"Washington is out of touch" -- that's a line one hears a lot from politicians who want to play the outsider. Is it true?
Tyler Cowen of the "Marginal Revolution" blog points us to a disturbing article, "Bubble on the Potomac," in Time magazine which discusses the extent to which that has become true, economically speaking, for the District of Columbia and its environs -- defined, for the purposes of this post, as the Washington-Arlington-Alexandria metropolitan statistical area.
Although I tend to regard the economics coverage of such newsmagazines as sloppy, I was very impressed by the quality of this article.

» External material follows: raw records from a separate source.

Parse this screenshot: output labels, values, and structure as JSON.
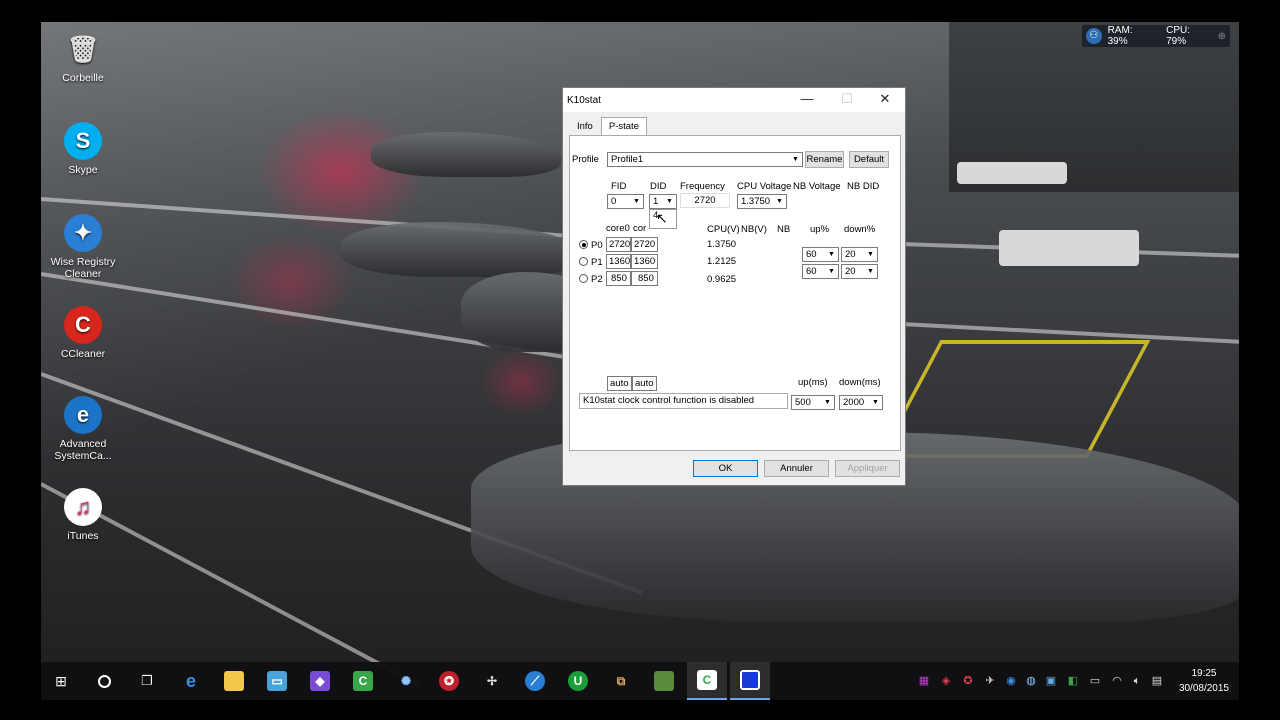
{
  "desktop": {
    "icons": [
      {
        "label": "Corbeille",
        "icon": "recycle-bin-icon"
      },
      {
        "label": "Skype",
        "icon": "skype-icon"
      },
      {
        "label": "Wise Registry Cleaner",
        "icon": "wise-registry-cleaner-icon"
      },
      {
        "label": "CCleaner",
        "icon": "ccleaner-icon"
      },
      {
        "label": "Advanced SystemCa...",
        "icon": "advanced-systemcare-icon"
      },
      {
        "label": "iTunes",
        "icon": "itunes-icon"
      }
    ],
    "meter": {
      "ram": "RAM: 39%",
      "cpu": "CPU: 79%"
    }
  },
  "window": {
    "title": "K10stat",
    "tabs": [
      "Info",
      "P-state"
    ],
    "active_tab": "P-state",
    "profile_label": "Profile",
    "profile_value": "Profile1",
    "rename_label": "Rename",
    "default_label": "Default",
    "headers": {
      "fid": "FID",
      "did": "DID",
      "frequency": "Frequency",
      "cpu_voltage": "CPU Voltage",
      "nb_voltage": "NB Voltage",
      "nb_did": "NB DID"
    },
    "fid_value": "0",
    "did_value": "1",
    "did_dropdown_peek": "4",
    "frequency_value": "2720",
    "cpu_voltage_value": "1.3750",
    "table_headers": {
      "core0": "core0",
      "core1": "cor",
      "cpu_v": "CPU(V)",
      "nb_v": "NB(V)",
      "nb": "NB",
      "up": "up%",
      "down": "down%"
    },
    "pstates": [
      {
        "name": "P0",
        "core0": "2720",
        "core1": "2720",
        "cpu_v": "1.3750",
        "selected": true
      },
      {
        "name": "P1",
        "core0": "1360",
        "core1": "1360",
        "cpu_v": "1.2125",
        "selected": false
      },
      {
        "name": "P2",
        "core0": "850",
        "core1": "850",
        "cpu_v": "0.9625",
        "selected": false
      }
    ],
    "thresholds": [
      {
        "up": "60",
        "down": "20"
      },
      {
        "up": "60",
        "down": "20"
      }
    ],
    "auto_fields": [
      "auto",
      "auto"
    ],
    "up_ms_label": "up(ms)",
    "down_ms_label": "down(ms)",
    "up_ms_value": "500",
    "down_ms_value": "2000",
    "status_text": "K10stat clock control function is disabled",
    "ok_label": "OK",
    "cancel_label": "Annuler",
    "apply_label": "Appliquer"
  },
  "taskbar": {
    "pinned": [
      "start-icon",
      "cortana-icon",
      "task-view-icon",
      "edge-icon",
      "file-explorer-icon",
      "app-icon",
      "app-icon",
      "camtasia-icon",
      "app-icon",
      "app-icon",
      "app-icon",
      "app-icon",
      "app-icon",
      "app-icon",
      "minecraft-icon",
      "camtasia-icon",
      "app-icon"
    ],
    "clock_time": "19:25",
    "clock_date": "30/08/2015"
  },
  "colors": {
    "accent": "#0078d7",
    "taskbar": "#101012",
    "window_bg": "#f0f0f0"
  }
}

I'd just like to further the point, demonstrating that there is substantial evidence suggesting growth of the federal government in Washington, D.C., and moreover, disproportionate prosperity in the D.C. area.
So here are six signs that D.C. has economically "DisConnected" from the rest of the nation:
#6: Home prices in D.C. have risen 43% over a nationwide average since 2000.
#5: Federal government employment has grown 4% in the District and D.C. area -- a net 40,000 D.C. government jobs -- since President Obama took office in January 2009.
#4: The rise of the contractor conceals the extent to which the federal government has grown in the D.C. area, supporting the argument of the Time article.
#3: The unemployment rate of the D.C. area is consistently two-thirds of the nation's unemployment rate.
#2: The average American's income is 63% of what the average D.C. area resident makes.
#1: D.C. employment contracted only one-fourth as much as the nation's did, and their payrolls are already above their pre-recession highs.